### What the task asks
Using the data below, report how many lines hold the word "title". Include nothing else in the reply.

=== Begin Enclosure ===

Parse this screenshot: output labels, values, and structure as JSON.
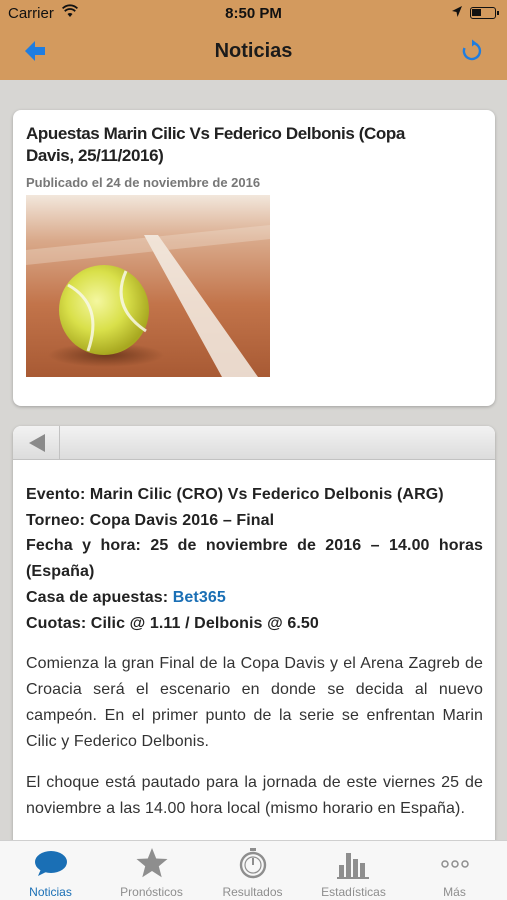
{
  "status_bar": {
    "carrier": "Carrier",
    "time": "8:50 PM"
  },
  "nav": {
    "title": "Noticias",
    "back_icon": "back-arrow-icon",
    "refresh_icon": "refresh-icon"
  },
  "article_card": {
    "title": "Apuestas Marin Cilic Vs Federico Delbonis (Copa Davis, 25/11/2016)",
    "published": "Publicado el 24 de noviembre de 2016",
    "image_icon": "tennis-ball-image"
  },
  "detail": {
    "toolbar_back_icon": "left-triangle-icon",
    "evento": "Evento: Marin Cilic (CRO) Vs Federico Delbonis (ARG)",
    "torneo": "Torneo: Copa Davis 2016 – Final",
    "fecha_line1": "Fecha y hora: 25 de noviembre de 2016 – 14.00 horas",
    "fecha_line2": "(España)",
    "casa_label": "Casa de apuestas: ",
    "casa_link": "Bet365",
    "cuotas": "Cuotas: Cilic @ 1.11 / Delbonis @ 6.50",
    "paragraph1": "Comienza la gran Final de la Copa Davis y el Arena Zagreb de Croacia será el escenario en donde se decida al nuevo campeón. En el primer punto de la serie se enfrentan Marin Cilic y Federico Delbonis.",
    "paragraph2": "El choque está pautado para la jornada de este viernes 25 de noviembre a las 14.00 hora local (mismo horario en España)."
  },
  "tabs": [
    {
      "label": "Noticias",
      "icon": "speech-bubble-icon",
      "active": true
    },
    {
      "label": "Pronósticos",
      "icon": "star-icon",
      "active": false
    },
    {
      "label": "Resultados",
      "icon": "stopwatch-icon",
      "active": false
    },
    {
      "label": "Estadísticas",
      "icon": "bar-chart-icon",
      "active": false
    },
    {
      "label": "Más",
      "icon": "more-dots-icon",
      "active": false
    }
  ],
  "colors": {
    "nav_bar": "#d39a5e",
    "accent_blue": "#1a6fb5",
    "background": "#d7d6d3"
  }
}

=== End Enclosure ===
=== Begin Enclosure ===

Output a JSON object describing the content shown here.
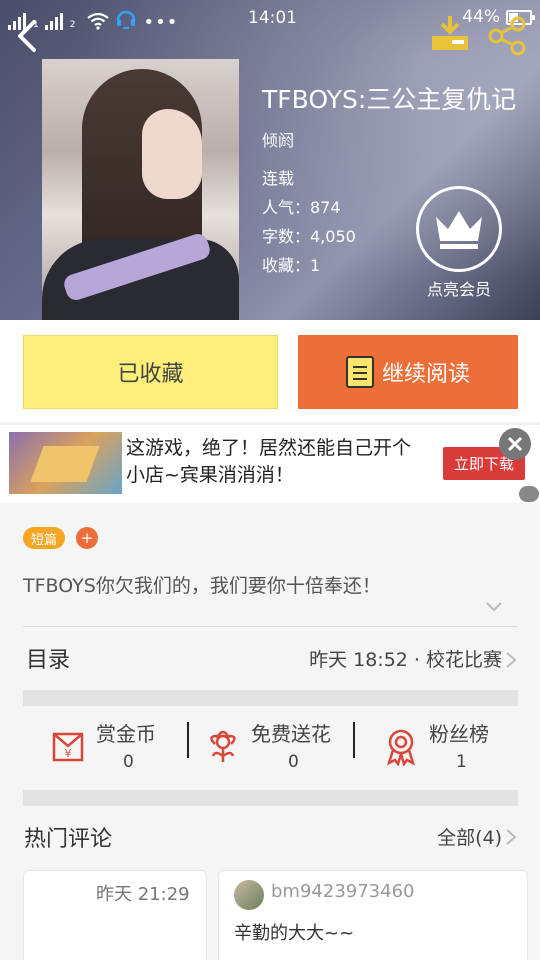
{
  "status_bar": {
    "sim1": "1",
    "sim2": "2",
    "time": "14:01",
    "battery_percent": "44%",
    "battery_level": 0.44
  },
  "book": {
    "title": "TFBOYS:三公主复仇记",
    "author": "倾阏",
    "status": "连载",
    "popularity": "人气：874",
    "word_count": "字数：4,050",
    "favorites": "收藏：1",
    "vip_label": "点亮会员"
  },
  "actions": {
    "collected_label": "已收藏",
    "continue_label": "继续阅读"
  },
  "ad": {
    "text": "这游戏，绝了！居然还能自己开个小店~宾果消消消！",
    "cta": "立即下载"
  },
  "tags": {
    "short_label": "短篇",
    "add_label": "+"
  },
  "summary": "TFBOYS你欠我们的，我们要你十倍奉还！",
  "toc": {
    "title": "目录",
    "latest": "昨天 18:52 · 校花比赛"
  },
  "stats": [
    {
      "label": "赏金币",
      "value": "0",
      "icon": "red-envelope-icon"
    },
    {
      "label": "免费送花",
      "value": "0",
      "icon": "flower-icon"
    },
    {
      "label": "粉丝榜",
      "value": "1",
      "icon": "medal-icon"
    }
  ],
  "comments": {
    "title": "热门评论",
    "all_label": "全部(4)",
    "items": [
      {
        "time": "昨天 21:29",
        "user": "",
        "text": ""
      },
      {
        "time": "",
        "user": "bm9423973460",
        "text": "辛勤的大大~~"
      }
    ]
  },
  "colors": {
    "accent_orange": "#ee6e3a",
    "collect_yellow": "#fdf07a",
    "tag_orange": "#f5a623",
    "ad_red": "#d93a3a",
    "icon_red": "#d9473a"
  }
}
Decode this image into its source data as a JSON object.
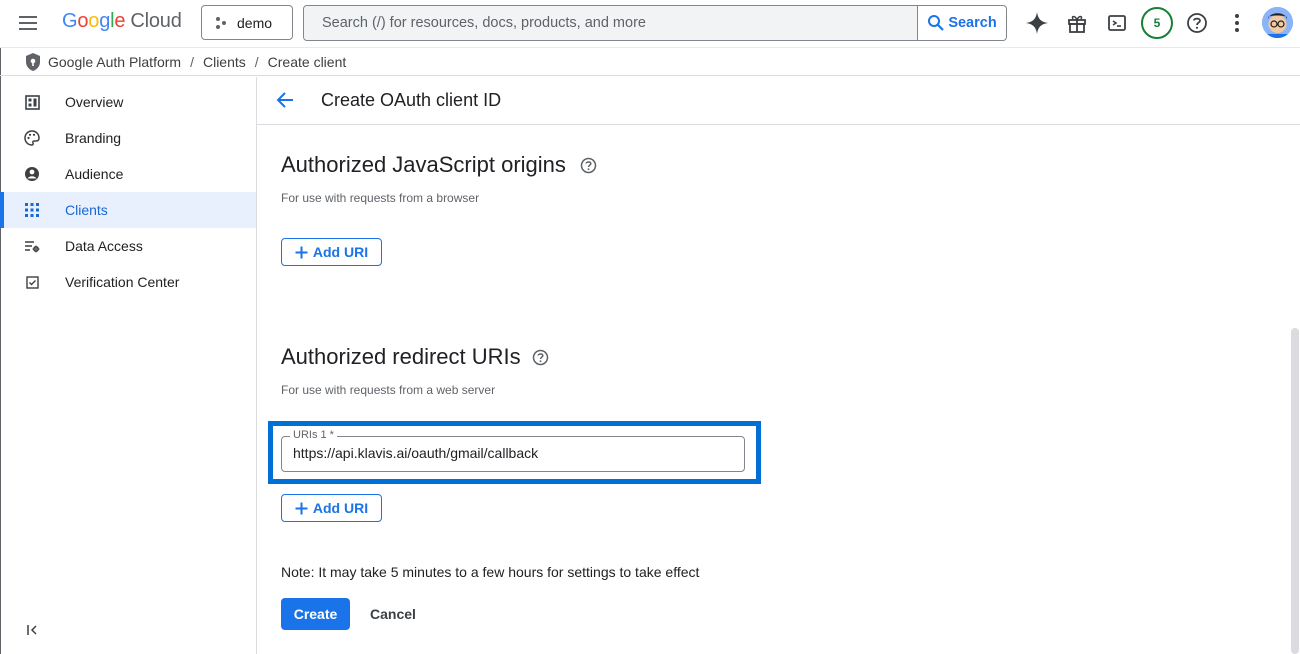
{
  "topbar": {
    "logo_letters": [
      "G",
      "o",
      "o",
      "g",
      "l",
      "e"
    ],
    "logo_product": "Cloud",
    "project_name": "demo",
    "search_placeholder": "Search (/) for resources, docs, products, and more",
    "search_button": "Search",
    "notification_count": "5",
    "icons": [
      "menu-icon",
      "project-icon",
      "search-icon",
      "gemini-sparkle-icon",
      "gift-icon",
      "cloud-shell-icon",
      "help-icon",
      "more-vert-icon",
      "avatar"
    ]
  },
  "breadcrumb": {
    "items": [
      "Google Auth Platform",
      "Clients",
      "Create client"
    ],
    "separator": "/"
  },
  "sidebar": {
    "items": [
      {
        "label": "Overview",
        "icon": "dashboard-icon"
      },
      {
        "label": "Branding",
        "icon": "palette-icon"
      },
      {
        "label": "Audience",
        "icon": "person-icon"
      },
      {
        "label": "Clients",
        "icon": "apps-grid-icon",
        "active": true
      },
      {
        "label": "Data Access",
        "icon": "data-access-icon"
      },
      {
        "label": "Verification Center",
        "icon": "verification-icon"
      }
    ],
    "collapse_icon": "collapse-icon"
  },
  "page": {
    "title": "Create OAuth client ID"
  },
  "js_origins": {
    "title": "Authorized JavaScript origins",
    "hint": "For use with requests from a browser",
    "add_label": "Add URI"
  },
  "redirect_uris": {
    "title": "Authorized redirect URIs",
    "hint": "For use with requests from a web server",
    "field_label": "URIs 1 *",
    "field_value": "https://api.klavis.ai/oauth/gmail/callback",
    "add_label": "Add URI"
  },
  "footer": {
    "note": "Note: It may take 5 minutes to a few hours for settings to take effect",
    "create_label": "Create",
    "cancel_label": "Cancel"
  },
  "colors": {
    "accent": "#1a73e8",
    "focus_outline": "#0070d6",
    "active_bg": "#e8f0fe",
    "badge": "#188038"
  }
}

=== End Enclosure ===

### Exercise result
8